*Task brief*. Each line that contains the word "much" counts once; give the total for the records below and nothing else.

#### Excerpted records

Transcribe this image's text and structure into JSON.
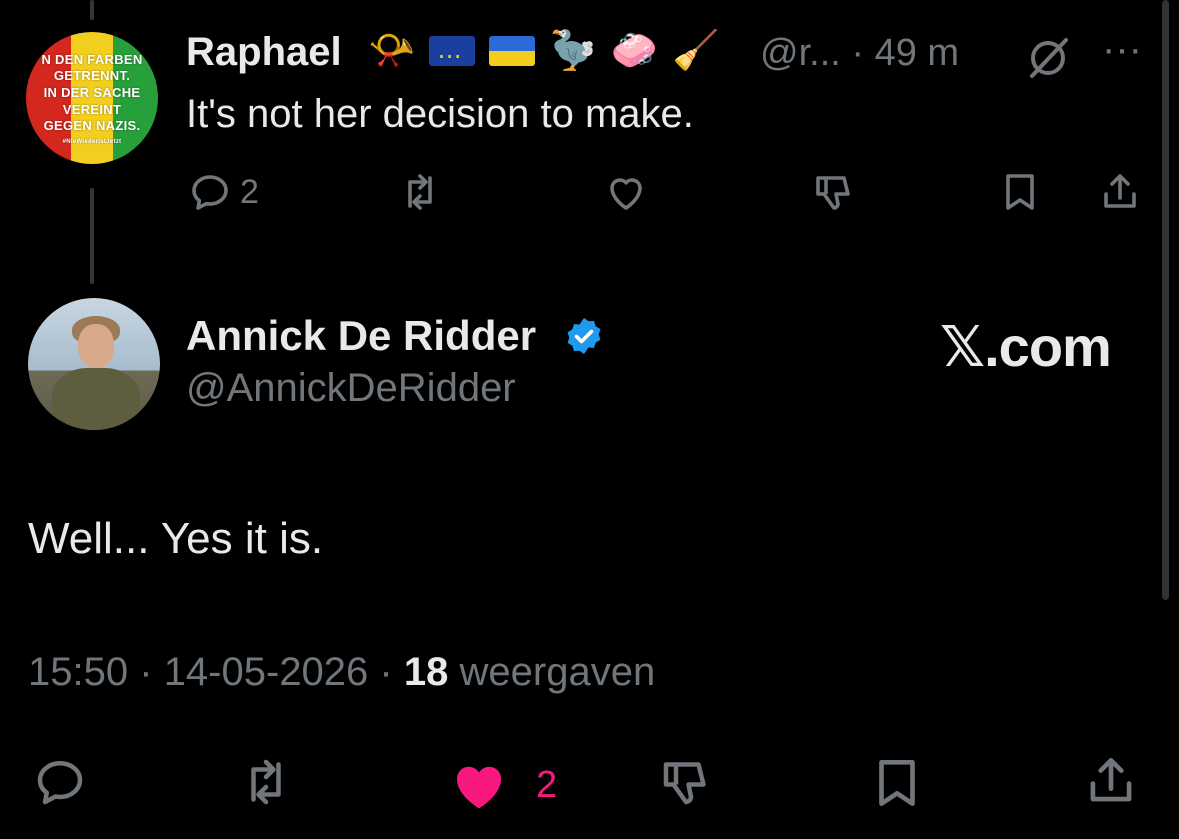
{
  "reply": {
    "avatar_text": [
      "N DEN FARBEN",
      "GETRENNT.",
      "IN DER SACHE",
      "VEREINT",
      "GEGEN NAZIS.",
      "#NieWiederIstJetzt"
    ],
    "name": "Raphael",
    "emojis": [
      "📯",
      "eu-flag",
      "ukraine-flag",
      "🦤",
      "🧼",
      "🧹"
    ],
    "handle": "@r...",
    "time": "· 49 m",
    "more": "···",
    "text": "It's not her decision to make.",
    "actions": {
      "reply_count": "2",
      "retweet_count": "",
      "like_count": "",
      "dislike_count": ""
    }
  },
  "tweet": {
    "name": "Annick De Ridder",
    "handle": "@AnnickDeRidder",
    "brand": "𝕏.com",
    "text": "Well... Yes it is.",
    "time": "15:50",
    "separator": "·",
    "date": "14-05-2026",
    "views_count": "18",
    "views_label": "weergaven",
    "actions": {
      "like_count": "2"
    }
  },
  "colors": {
    "background": "#000000",
    "text": "#e7e9ea",
    "secondary": "#71767b",
    "like": "#f91880",
    "verified": "#1d9bf0"
  }
}
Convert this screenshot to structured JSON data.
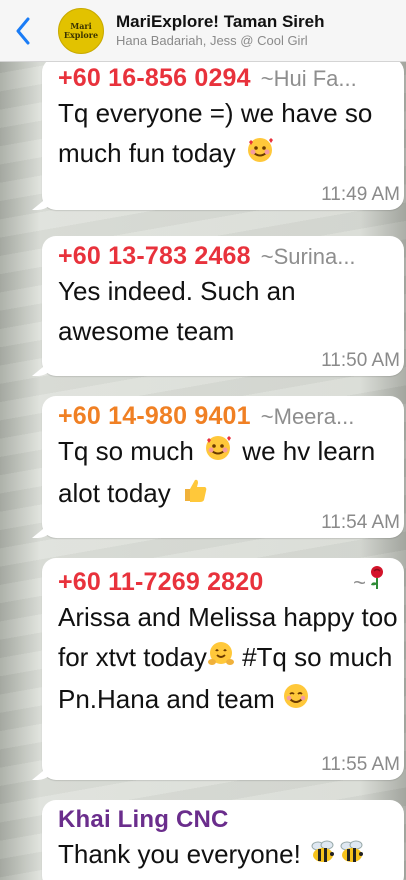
{
  "header": {
    "title": "MariExplore! Taman Sireh",
    "subtitle": "Hana Badariah, Jess @ Cool Girl",
    "avatar_text": "Mari Explore",
    "back_icon": "chevron-left-icon"
  },
  "colors": {
    "red": "#e8323c",
    "orange": "#f08024",
    "purple": "#6a2d8c",
    "link_blue": "#1a7cf6"
  },
  "messages": [
    {
      "sender": "+60 16-856 0294",
      "alias": "~Hui Fa...",
      "sender_color": "red",
      "text_before": "Tq everyone =) we have so much fun today",
      "emoji": "smiling-face-with-hearts",
      "time": "11:49 AM"
    },
    {
      "sender": "+60 13-783 2468",
      "alias": "~Surina...",
      "sender_color": "red",
      "text_before": "Yes indeed. Such an awesome team",
      "time": "11:50 AM"
    },
    {
      "sender": "+60 14-980 9401",
      "alias": "~Meera...",
      "sender_color": "orange",
      "text_before": "Tq so much",
      "emoji": "smiling-face-with-hearts",
      "text_after": "we hv learn alot today",
      "emoji2": "thumbs-up",
      "time": "11:54 AM"
    },
    {
      "sender": "+60 11-7269 2820",
      "alias": "~",
      "alias_emoji": "rose",
      "sender_color": "red",
      "text_before": "Arissa and Melissa happy too for xtvt today",
      "emoji": "hugging-face",
      "text_after": "#Tq so much Pn.Hana and team",
      "emoji2": "smiling-face",
      "time": "11:55 AM"
    },
    {
      "sender": "Khai Ling CNC",
      "sender_color": "purple",
      "text_before": "Thank you everyone!",
      "emoji": "bee",
      "emoji2": "bee"
    }
  ]
}
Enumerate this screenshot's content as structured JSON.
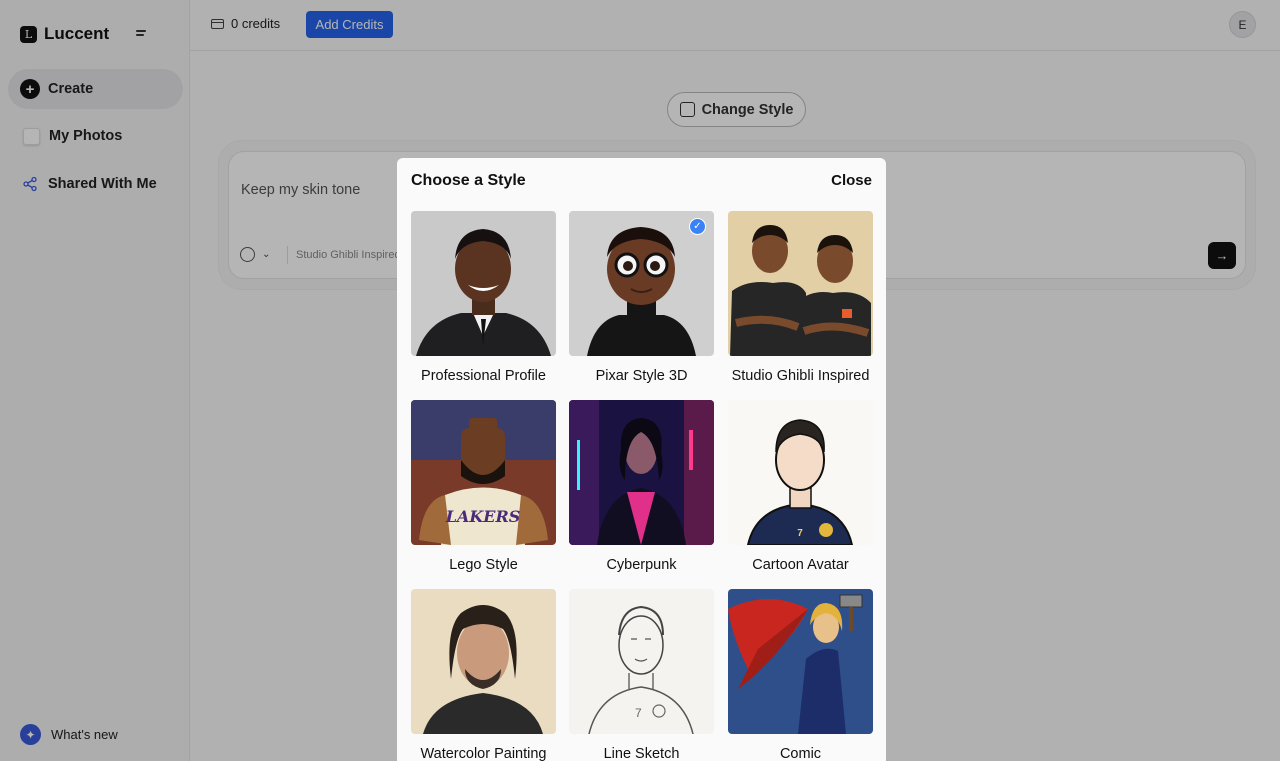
{
  "app": {
    "name": "Luccent",
    "logo_letter": "L"
  },
  "sidebar": {
    "items": [
      {
        "label": "Create",
        "icon": "plus-circle-icon",
        "active": true
      },
      {
        "label": "My Photos",
        "icon": "photos-icon"
      },
      {
        "label": "Shared With Me",
        "icon": "share-icon"
      }
    ],
    "whats_new": "What's new"
  },
  "topbar": {
    "credits": "0 credits",
    "add_credits": "Add Credits",
    "avatar_initial": "E"
  },
  "main": {
    "change_style_label": "Change Style",
    "prompt_value": "Keep my skin tone",
    "selected_style_chip": "Studio Ghibli Inspired"
  },
  "modal": {
    "title": "Choose a Style",
    "close_label": "Close",
    "styles": [
      {
        "label": "Professional Profile",
        "selected": false
      },
      {
        "label": "Pixar Style 3D",
        "selected": true
      },
      {
        "label": "Studio Ghibli Inspired",
        "selected": false
      },
      {
        "label": "Lego Style",
        "selected": false
      },
      {
        "label": "Cyberpunk",
        "selected": false
      },
      {
        "label": "Cartoon Avatar",
        "selected": false
      },
      {
        "label": "Watercolor Painting",
        "selected": false
      },
      {
        "label": "Line Sketch",
        "selected": false
      },
      {
        "label": "Comic",
        "selected": false
      }
    ]
  },
  "colors": {
    "accent": "#2563eb",
    "check": "#3b82f6",
    "overlay": "rgba(0,0,0,0.29)"
  }
}
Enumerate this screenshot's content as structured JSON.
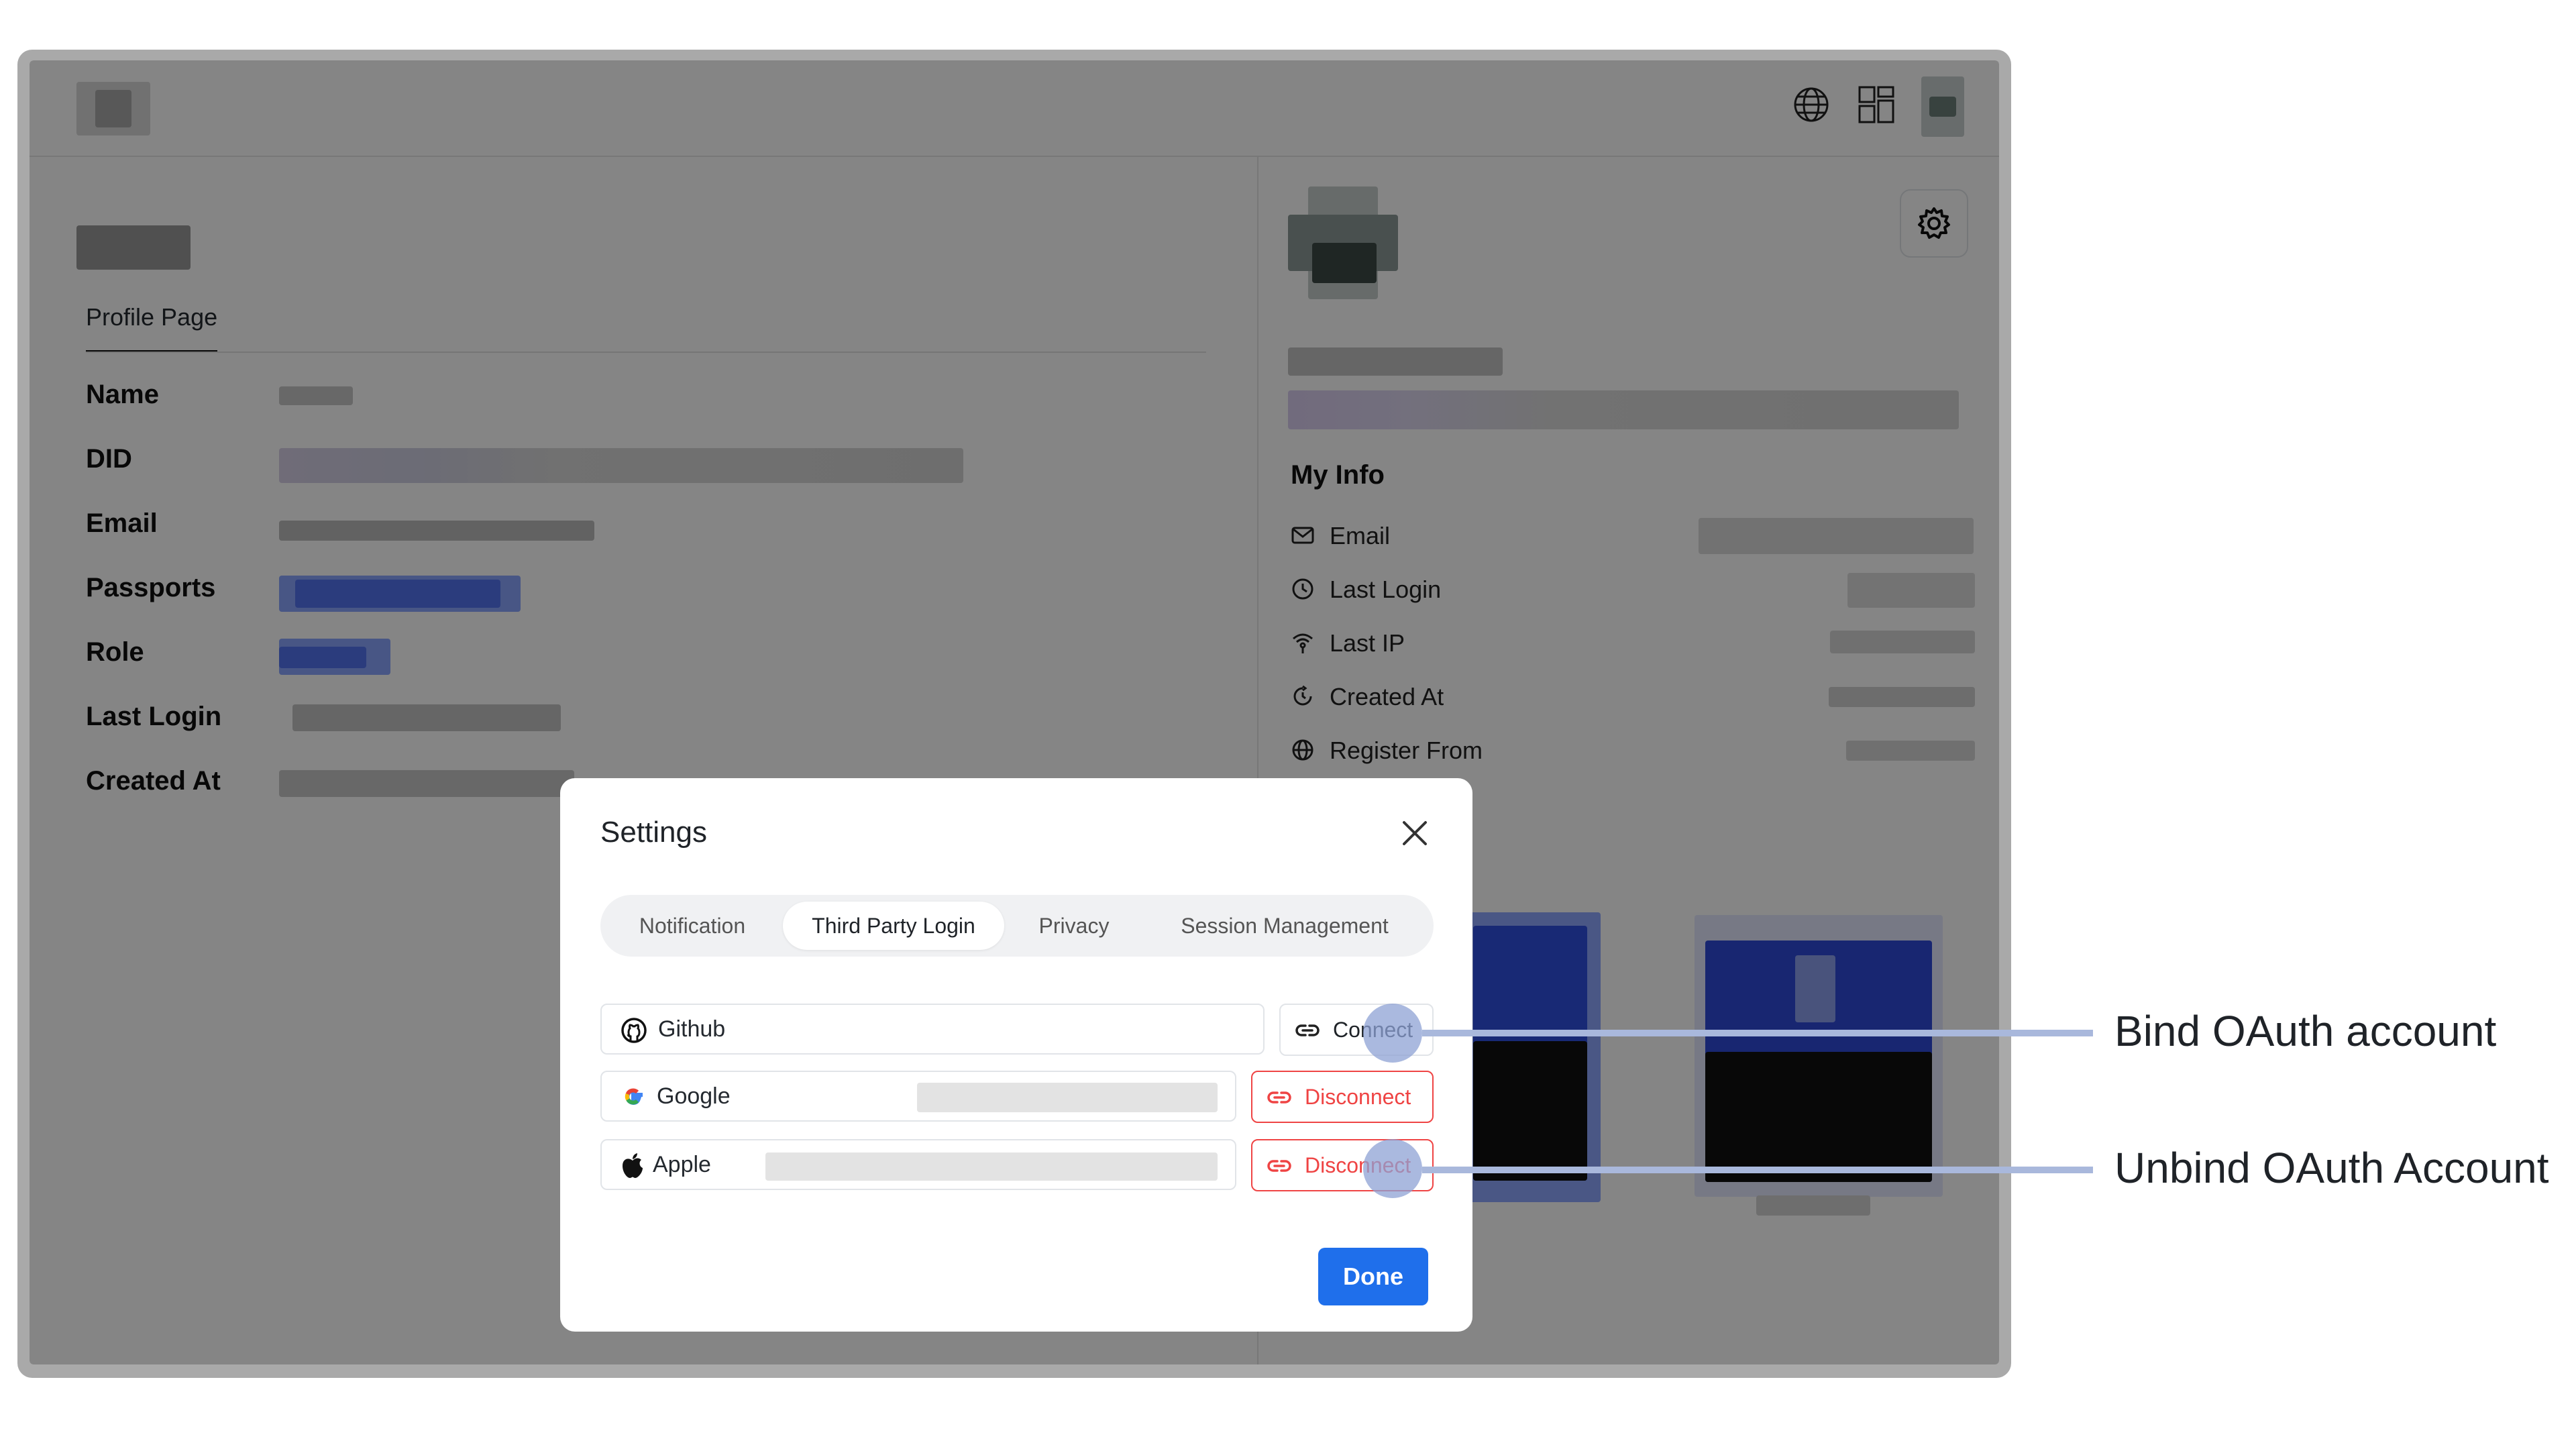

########

*Result for this task*. 3